Eighteen months ago, Mark Zuckerberg bet the future of Facebook on the Metaverse, even renaming the company Meta. However, Facebook’s boss is obsessed with another technology: AI (artificial intelligence).
Business Insider quoted Meta CTO Andrew Bosworth as saying earlier this month that Zuckerberg and the company’s other top executives are currently spending most of their time on artificial intelligence.
The company also just announced plans to exclusively commercialize AI in December — a move to join a game in which giants like Google and OpenAI are pouring their hearts.
News of Zuckerberg’s fascination with artificial intelligence has some analysts nervous. Analysts at investment bank Bernstein offered a less optimistic forecast after meeting with tech investors.
“Keeping a close eye on Zuckerberg’s new love for all things AI,” they wrote in a research email, “looks like the ‘effective year’ (Zuckerberg’s proposed cost-cutting plan) is just around the corner. In the end, Meta will likely change the company name to MetAI (our best guess).

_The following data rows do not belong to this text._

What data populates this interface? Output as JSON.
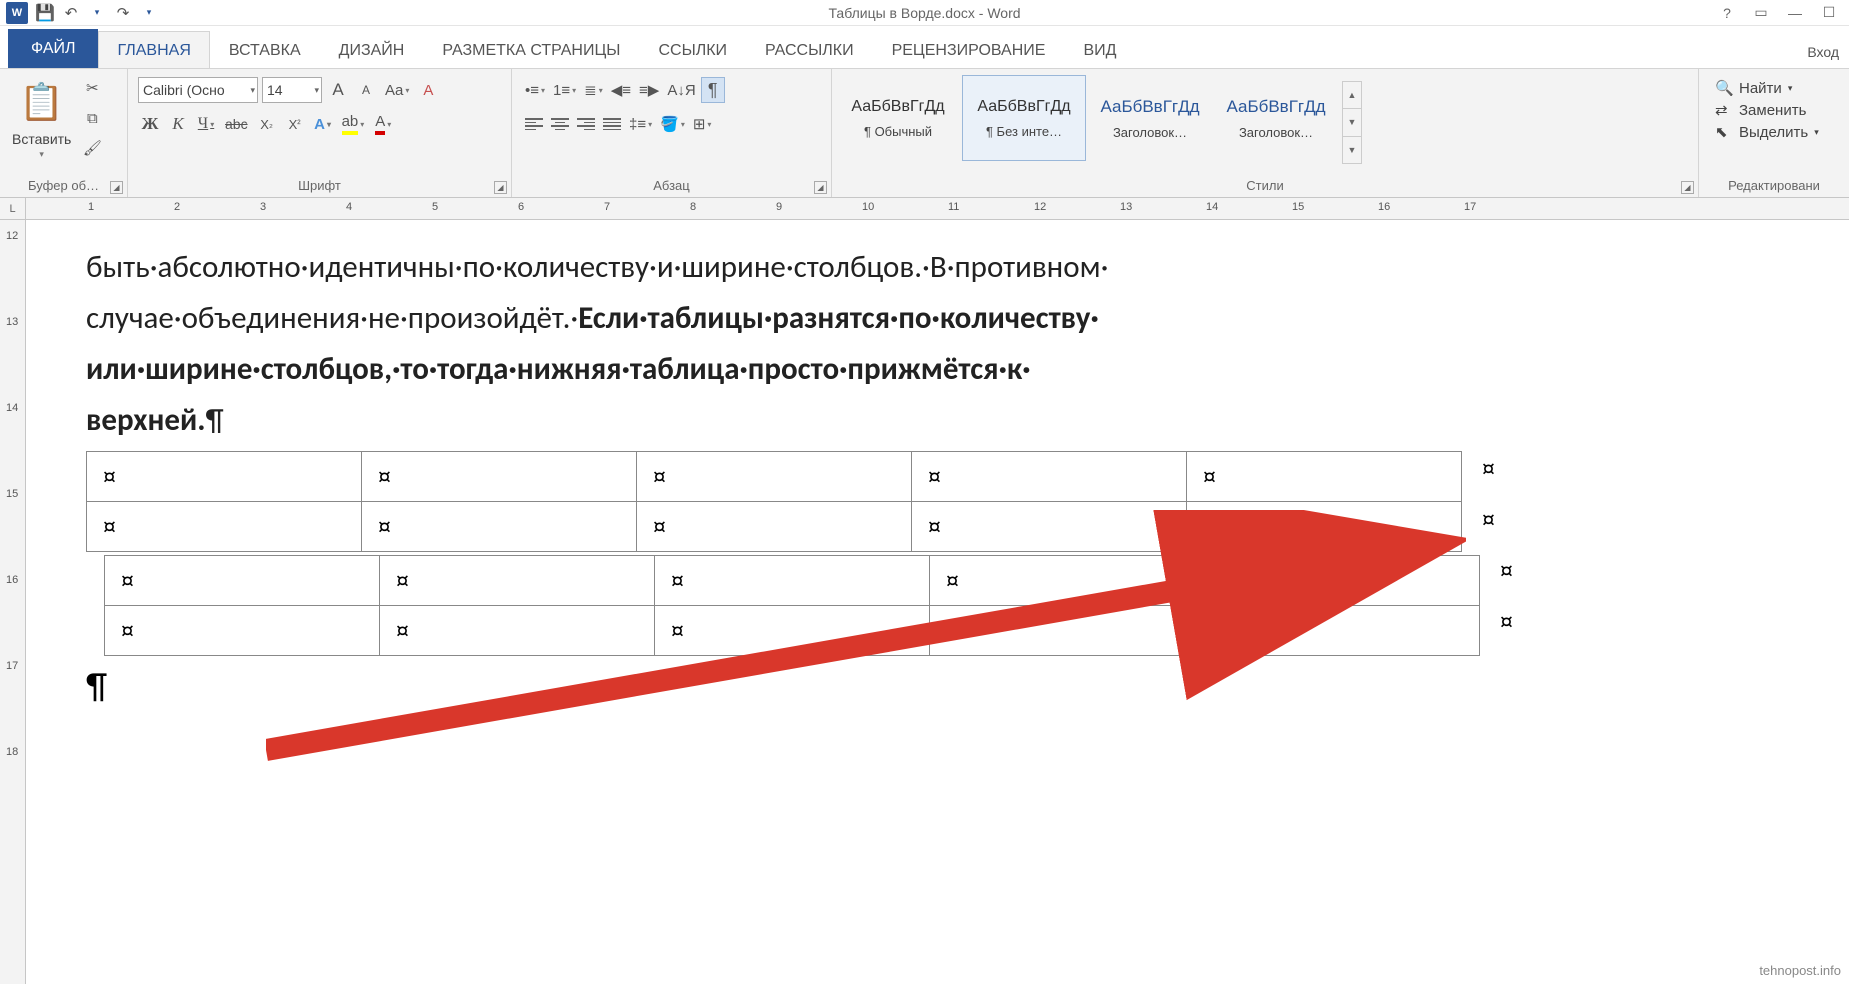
{
  "title": "Таблицы в Ворде.docx - Word",
  "qat": {
    "word": "W",
    "save": "💾",
    "undo": "↶",
    "redo": "↷"
  },
  "login": "Вход",
  "win": {
    "help": "?",
    "ribbon": "▭",
    "min": "—",
    "max": "☐"
  },
  "tabs": {
    "file": "ФАЙЛ",
    "home": "ГЛАВНАЯ",
    "insert": "ВСТАВКА",
    "design": "ДИЗАЙН",
    "layout": "РАЗМЕТКА СТРАНИЦЫ",
    "references": "ССЫЛКИ",
    "mailings": "РАССЫЛКИ",
    "review": "РЕЦЕНЗИРОВАНИЕ",
    "view": "ВИД"
  },
  "clipboard": {
    "paste": "Вставить",
    "label": "Буфер об…"
  },
  "font": {
    "name": "Calibri (Осно",
    "size": "14",
    "label": "Шрифт",
    "growA": "A",
    "shrinkA": "A",
    "case": "Aa",
    "clear": "A",
    "bold": "Ж",
    "italic": "К",
    "underline": "Ч",
    "strike": "abc",
    "sub": "X",
    "sup": "X",
    "effects": "A",
    "highlight": "ab",
    "color": "A"
  },
  "paragraph": {
    "label": "Абзац",
    "pilcrow": "¶",
    "sort": "А↓Я"
  },
  "styles": {
    "label": "Стили",
    "sample": "АаБбВвГгДд",
    "items": [
      {
        "name": "¶ Обычный",
        "heading": false
      },
      {
        "name": "¶ Без инте…",
        "heading": false
      },
      {
        "name": "Заголовок…",
        "heading": true
      },
      {
        "name": "Заголовок…",
        "heading": true
      }
    ]
  },
  "editing": {
    "label": "Редактировани",
    "find": "Найти",
    "replace": "Заменить",
    "select": "Выделить"
  },
  "ruler": {
    "corner": "L",
    "h": [
      "1",
      "2",
      "3",
      "4",
      "5",
      "6",
      "7",
      "8",
      "9",
      "10",
      "11",
      "12",
      "13",
      "14",
      "15",
      "16",
      "17"
    ],
    "v": [
      "12",
      "13",
      "14",
      "15",
      "16",
      "17",
      "18"
    ]
  },
  "document": {
    "line1": "быть·абсолютно·идентичны·по·количеству·и·ширине·столбцов.·В·противном·",
    "line2a": "случае·объединения·не·произойдёт.·",
    "line2b": "Если·таблицы·разнятся·по·количеству·",
    "line3": "или·ширине·столбцов,·то·тогда·нижняя·таблица·просто·прижмётся·к·",
    "line4": "верхней.",
    "pilcrow": "¶",
    "cellmark": "¤",
    "endpara": "¶"
  },
  "watermark": "tehnopost.info"
}
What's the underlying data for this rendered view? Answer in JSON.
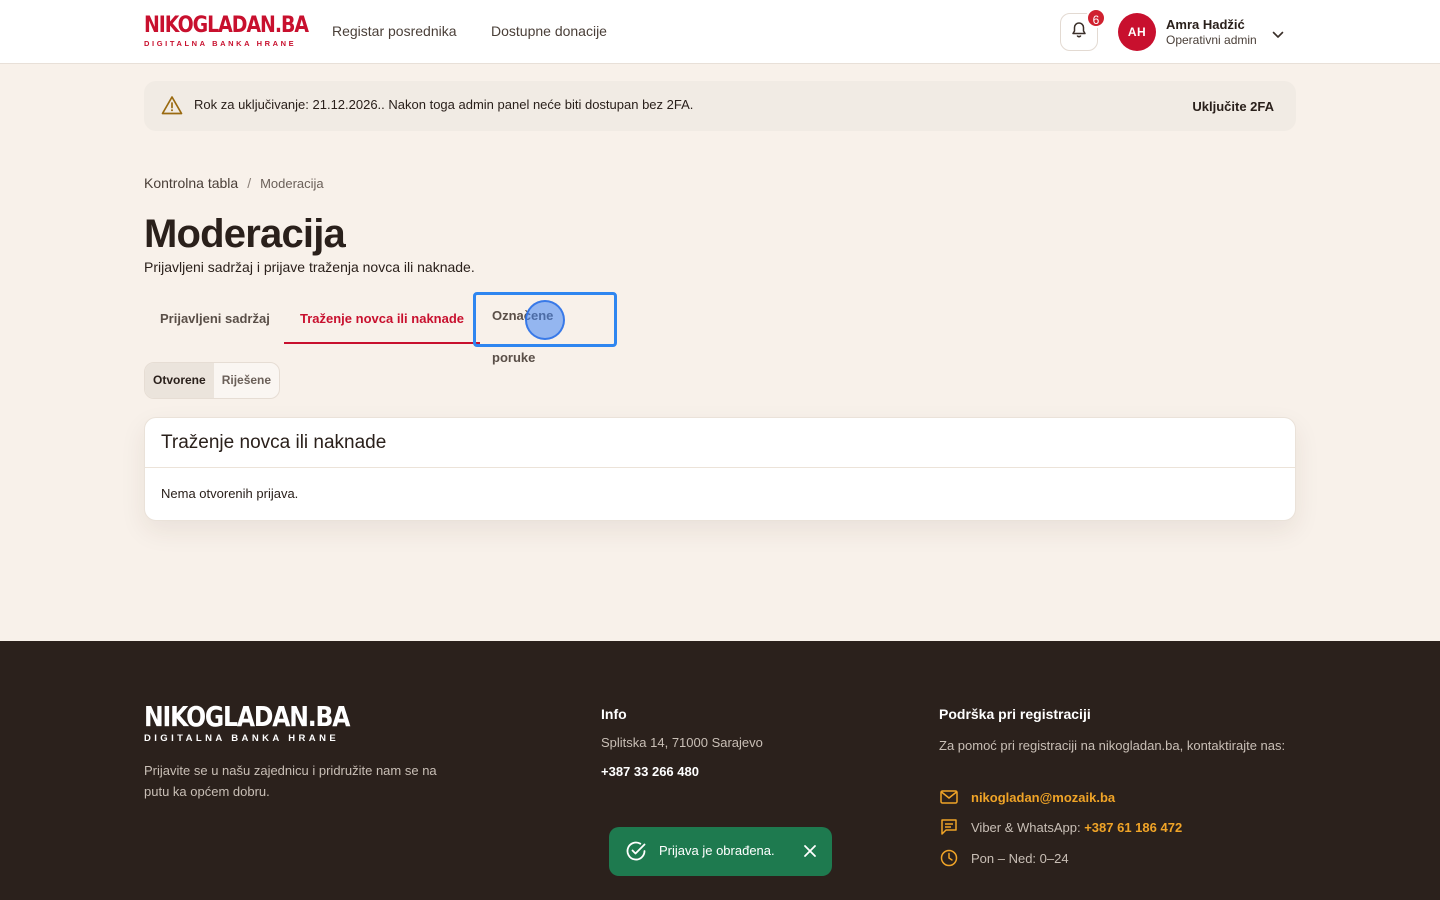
{
  "header": {
    "logo_main_dark": "NIKO",
    "logo_main_rest": "GLADAN.BA",
    "logo_tagline": "DIGITALNA BANKA HRANE",
    "nav": [
      "Registar posrednika",
      "Dostupne donacije"
    ],
    "notifications_count": "6",
    "user": {
      "initials": "AH",
      "name": "Amra Hadžić",
      "role": "Operativni admin"
    }
  },
  "alert": {
    "text": "Rok za uključivanje: 21.12.2026.. Nakon toga admin panel neće biti dostupan bez 2FA.",
    "action": "Uključite 2FA"
  },
  "breadcrumb": {
    "parent": "Kontrolna tabla",
    "separator": "/",
    "current": "Moderacija"
  },
  "page": {
    "title": "Moderacija",
    "subtitle": "Prijavljeni sadržaj i prijave traženja novca ili naknade."
  },
  "tabs": [
    {
      "label": "Prijavljeni sadržaj"
    },
    {
      "label": "Traženje novca ili naknade"
    },
    {
      "label": "Označene poruke"
    }
  ],
  "filters": [
    {
      "label": "Otvorene"
    },
    {
      "label": "Riješene"
    }
  ],
  "card": {
    "title": "Traženje novca ili naknade",
    "empty_text": "Nema otvorenih prijava."
  },
  "footer": {
    "logo_name": "NIKOGLADAN.BA",
    "logo_tagline": "DIGITALNA BANKA HRANE",
    "description": "Prijavite se u našu zajednicu i pridružite nam se na putu ka općem dobru.",
    "info_heading": "Info",
    "address": "Splitska 14, 71000 Sarajevo",
    "phone": "+387 33 266 480",
    "support_heading": "Podrška pri registraciji",
    "support_desc": "Za pomoć pri registraciji na nikogladan.ba, kontaktirajte nas:",
    "email": "nikogladan@mozaik.ba",
    "viber_label": "Viber & WhatsApp:",
    "viber_number": "+387 61 186 472",
    "hours": "Pon – Ned: 0–24"
  },
  "toast": {
    "text": "Prijava je obrađena."
  },
  "colors": {
    "brand_red": "#c8102e",
    "focus_blue": "#2f86f0",
    "footer_bg": "#2b211c",
    "accent_orange": "#f0a427",
    "toast_green": "#1e7a4f"
  }
}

Meta confirmed 2023 would be an effective year, with a series of “austerity” policies and job cuts in place. But Zuckerberg will have to spend a lot of money to catch up with OpenAI, Microsoft and Google in AI.
According to sources, the company purchased a large number of Nvidia chips for training next-generation artificial intelligence models, each costing about $10,000.
AI industry executive Emad Mostaque tweeted Friday that the Meta AI research team trained a new AI over five months using 2,048 Nvidia A100 chips.
Nvidia’s stock price has more than doubled since Meta announced it would increase its investment in AI, while the company’s shares are up about 54%. Mark Zuckerberg’s company reports quarterly results on April 26, and Wall Street will be closely watching the company’s spending and investment plans.